The Cherokee used the plant topically to stop itching. They also used the root to poison crows. Exploiting the bulb's toxicity, early American settlers ground the bulb into a paste and mixed it with sugar or honey to attract and kill flies.

Fly poison is similar in appearance to two other North American wildflowers that are also in the Lily family. The eastern turkeybeard (Xerophyllum asphodeloides) can be found growing in the same areas as fly poison and has basal leaves and a long stalk bearing a plume of white flowers. However, turkeybeard has much narrower leaves and the flower cluster is typically more rounded.

Bear grass (Xerophyllum tenax) is a Western relative of fly poison and turkeybeard and can be found throughout the meadows and woods from Colorado and Montana west.

References and Links:

Adkins, Leonard M. and Joe and Monica Cook. 1999. Wildflowers of the Appalachian Trail. Manasha Ridge Press, Birmingham, Alabama. p. 60.

Agricultural Extension Service/University of Tennessee - Poisonous Plants of the Southern United States website

Alabama Cooperative Extension System. - Poisonous Plants of the Southeastern United States website

University of Pennsylvania - Poisonous Plants of Pennsylvania websiteFurther information can be found:

Integrated Taxonomic Information System (ITIS) Report U.S. Department of Agriculture.

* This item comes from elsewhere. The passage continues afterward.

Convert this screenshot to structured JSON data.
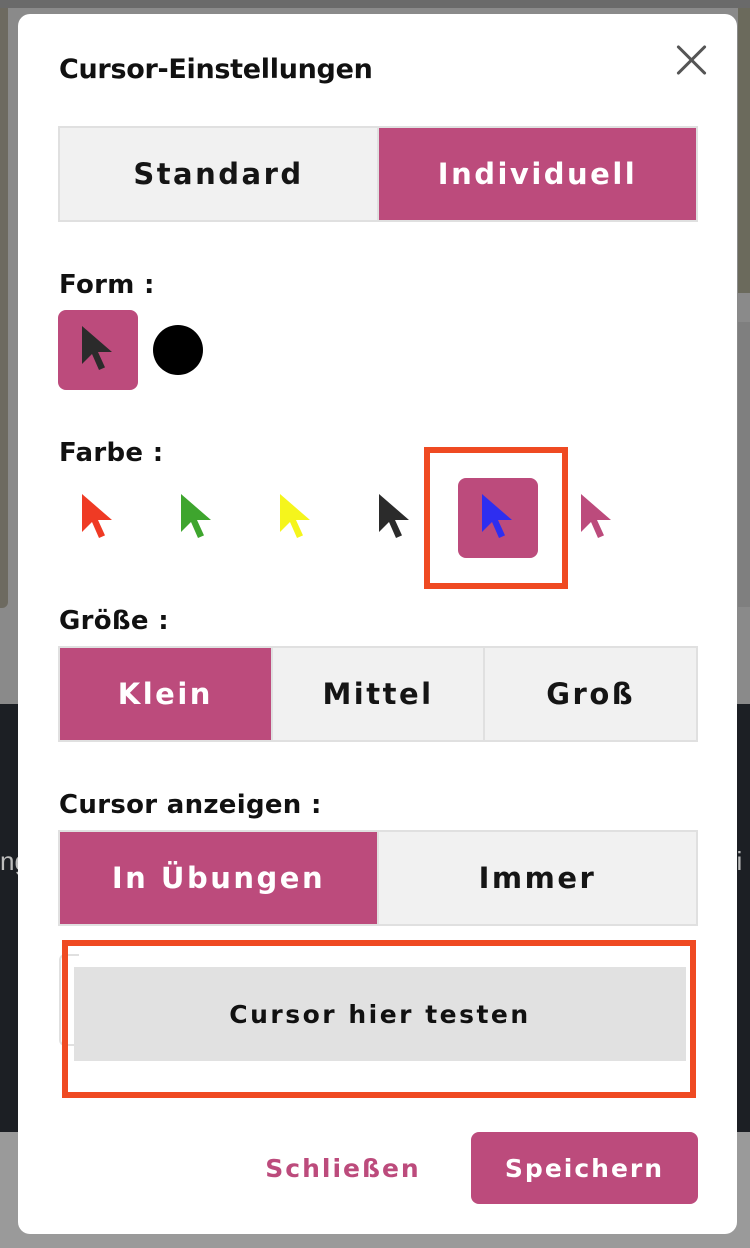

Germplasm Resource Information Network database which is sponsored by the Agricultural Research Service, U.S. Department of Agriculture.

PLANTS National Database, a website supported by the Natural Resource Conservation Service.

Did You Know?

CCC enrollees collected native seed and raised plants in three nurseries in the park.

From 1933 to 1942 an estimated 10,000 boys and young men of the Civilian Conservation Corps planted hundreds of thousands of trees, shrubs, and native plants in Shenandoah National Park. Many of these were grown in three CCC plant nurseries from seeds collected within the park. More...